Repeat every record exactly, omitting the pictures.

DATA SUPPLIED below:

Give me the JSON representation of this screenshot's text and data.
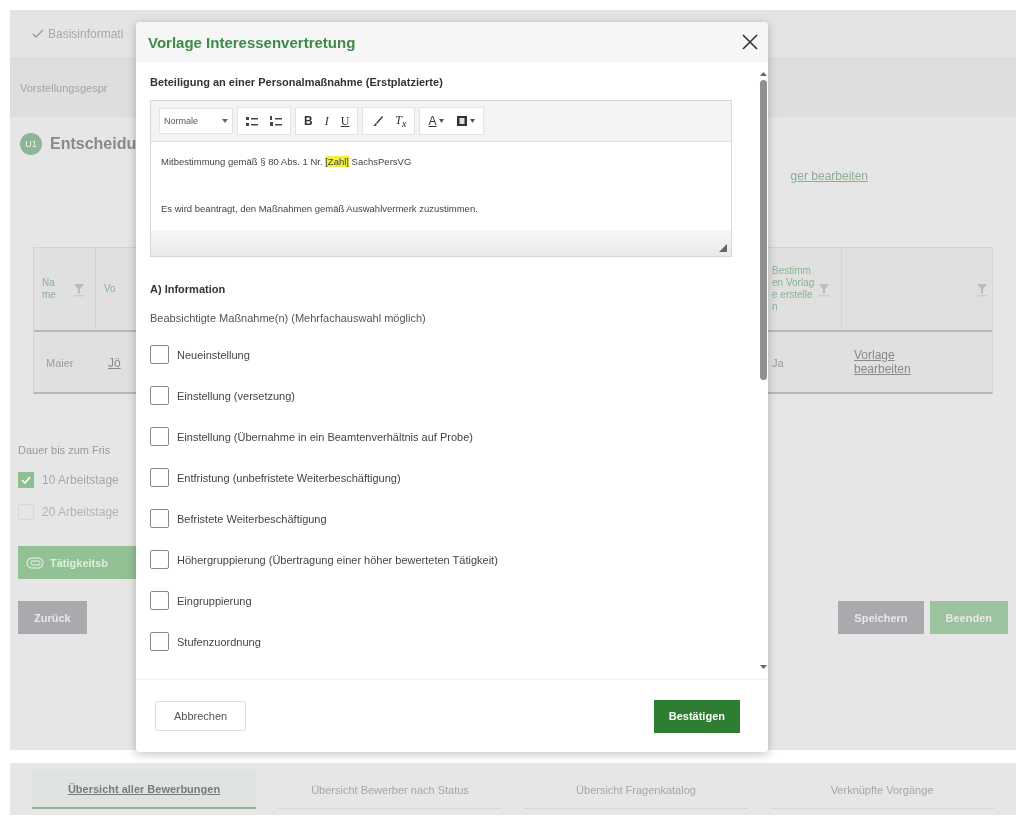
{
  "steps": [
    {
      "label": "Basisinformati",
      "checked": true
    }
  ],
  "subnav": {
    "label": "Vorstellungsgespr"
  },
  "section": {
    "badge": "U1",
    "title": "Entscheidu",
    "link": "ger bearbeiten"
  },
  "table": {
    "columns": [
      {
        "label": "Name",
        "filter": true
      },
      {
        "label": "Vo",
        "filter": false
      },
      {
        "label": "Bestimmen Vorlage erstellen",
        "filter": true
      },
      {
        "filter": true
      }
    ],
    "rows": [
      {
        "cells": [
          {
            "text": "Maier",
            "kind": "text"
          },
          {
            "text": "Jö",
            "kind": "link"
          },
          {
            "text": "Ja",
            "kind": "text"
          },
          {
            "text": "Vorlage bearbeiten",
            "kind": "link"
          }
        ]
      }
    ]
  },
  "deadline": {
    "label": "Dauer bis zum Fris",
    "options": [
      {
        "label": "10 Arbeitstage",
        "checked": true,
        "disabled": false
      },
      {
        "label": "20 Arbeitstage",
        "checked": false,
        "disabled": true
      }
    ]
  },
  "activity_button": "Tätigkeitsb",
  "back_button": "Zurück",
  "save_button": "Speichern",
  "finish_button": "Beenden",
  "bottom_tabs": [
    {
      "label": "Übersicht aller Bewerbungen",
      "selected": true
    },
    {
      "label": "Übersicht Bewerber nach Status",
      "selected": false
    },
    {
      "label": "Übersicht Fragenkatalog",
      "selected": false
    },
    {
      "label": "Verknüpfte Vorgänge",
      "selected": false
    }
  ],
  "dialog": {
    "title": "Vorlage Interessenvertretung",
    "section_title": "Beteiligung an einer Personalmaßnahme (Erstplatzierte)",
    "editor": {
      "format": "Normale",
      "toolbar": [
        [
          {
            "kind": "bullets"
          },
          {
            "kind": "numbers"
          }
        ],
        [
          {
            "kind": "bold",
            "label": "B"
          },
          {
            "kind": "italic",
            "label": "I"
          },
          {
            "kind": "underline",
            "label": "U"
          }
        ],
        [
          {
            "kind": "brush"
          },
          {
            "kind": "clear",
            "label": "T$_{x}$"
          }
        ],
        [
          {
            "kind": "color",
            "label": "A"
          },
          {
            "kind": "background"
          }
        ]
      ],
      "lines": [
        [
          {
            "text": "Mitbestimmung gemäß § 80 Abs. 1 Nr. ",
            "highlight": false
          },
          {
            "text": "[Zahl]",
            "highlight": true
          },
          {
            "text": " SachsPersVG",
            "highlight": false
          }
        ],
        [
          {
            "text": "Es wird beantragt, den Maßnahmen gemäß Auswahlvermerk zuzustimmen.",
            "highlight": false
          }
        ]
      ]
    },
    "info_heading": "A) Information",
    "info_hint": "Beabsichtigte Maßnahme(n) (Mehrfachauswahl möglich)",
    "options": [
      {
        "label": "Neueinstellung",
        "checked": false
      },
      {
        "label": "Einstellung (versetzung)",
        "checked": false
      },
      {
        "label": "Einstellung (Übernahme in ein Beamtenverhältnis auf Probe)",
        "checked": false
      },
      {
        "label": "Entfristung (unbefristete Weiterbeschäftigung)",
        "checked": false
      },
      {
        "label": "Befristete Weiterbeschäftigung",
        "checked": false
      },
      {
        "label": "Höhergruppierung (Übertragung einer höher bewerteten Tätigkeit)",
        "checked": false
      },
      {
        "label": "Eingruppierung",
        "checked": false
      },
      {
        "label": "Stufenzuordnung",
        "checked": false
      }
    ],
    "cancel_button": "Abbrechen",
    "confirm_button": "Bestätigen"
  }
}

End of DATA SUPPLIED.

RESPONSE TO THIS TASK =
Give me the JSON representation of this screenshot's text and data.
{
  "steps": [
    {
      "label": "Basisinformati",
      "checked": true
    }
  ],
  "subnav": {
    "label": "Vorstellungsgespr"
  },
  "section": {
    "badge": "U1",
    "title": "Entscheidu",
    "link": "ger bearbeiten"
  },
  "table": {
    "columns": [
      {
        "label": "Name",
        "filter": true
      },
      {
        "label": "Vo",
        "filter": false
      },
      {
        "label": "Bestimmen Vorlage erstellen",
        "filter": true
      },
      {
        "filter": true
      }
    ],
    "rows": [
      {
        "cells": [
          {
            "text": "Maier",
            "kind": "text"
          },
          {
            "text": "Jö",
            "kind": "link"
          },
          {
            "text": "Ja",
            "kind": "text"
          },
          {
            "text": "Vorlage bearbeiten",
            "kind": "link"
          }
        ]
      }
    ]
  },
  "deadline": {
    "label": "Dauer bis zum Fris",
    "options": [
      {
        "label": "10 Arbeitstage",
        "checked": true,
        "disabled": false
      },
      {
        "label": "20 Arbeitstage",
        "checked": false,
        "disabled": true
      }
    ]
  },
  "activity_button": "Tätigkeitsb",
  "back_button": "Zurück",
  "save_button": "Speichern",
  "finish_button": "Beenden",
  "bottom_tabs": [
    {
      "label": "Übersicht aller Bewerbungen",
      "selected": true
    },
    {
      "label": "Übersicht Bewerber nach Status",
      "selected": false
    },
    {
      "label": "Übersicht Fragenkatalog",
      "selected": false
    },
    {
      "label": "Verknüpfte Vorgänge",
      "selected": false
    }
  ],
  "dialog": {
    "title": "Vorlage Interessenvertretung",
    "section_title": "Beteiligung an einer Personalmaßnahme (Erstplatzierte)",
    "editor": {
      "format": "Normale",
      "toolbar": [
        [
          {
            "kind": "bullets"
          },
          {
            "kind": "numbers"
          }
        ],
        [
          {
            "kind": "bold",
            "label": "B"
          },
          {
            "kind": "italic",
            "label": "I"
          },
          {
            "kind": "underline",
            "label": "U"
          }
        ],
        [
          {
            "kind": "brush"
          },
          {
            "kind": "clear",
            "label": "T$_{x}$"
          }
        ],
        [
          {
            "kind": "color",
            "label": "A"
          },
          {
            "kind": "background"
          }
        ]
      ],
      "lines": [
        [
          {
            "text": "Mitbestimmung gemäß § 80 Abs. 1 Nr. ",
            "highlight": false
          },
          {
            "text": "[Zahl]",
            "highlight": true
          },
          {
            "text": " SachsPersVG",
            "highlight": false
          }
        ],
        [
          {
            "text": "Es wird beantragt, den Maßnahmen gemäß Auswahlvermerk zuzustimmen.",
            "highlight": false
          }
        ]
      ]
    },
    "info_heading": "A) Information",
    "info_hint": "Beabsichtigte Maßnahme(n) (Mehrfachauswahl möglich)",
    "options": [
      {
        "label": "Neueinstellung",
        "checked": false
      },
      {
        "label": "Einstellung (versetzung)",
        "checked": false
      },
      {
        "label": "Einstellung (Übernahme in ein Beamtenverhältnis auf Probe)",
        "checked": false
      },
      {
        "label": "Entfristung (unbefristete Weiterbeschäftigung)",
        "checked": false
      },
      {
        "label": "Befristete Weiterbeschäftigung",
        "checked": false
      },
      {
        "label": "Höhergruppierung (Übertragung einer höher bewerteten Tätigkeit)",
        "checked": false
      },
      {
        "label": "Eingruppierung",
        "checked": false
      },
      {
        "label": "Stufenzuordnung",
        "checked": false
      }
    ],
    "cancel_button": "Abbrechen",
    "confirm_button": "Bestätigen"
  }
}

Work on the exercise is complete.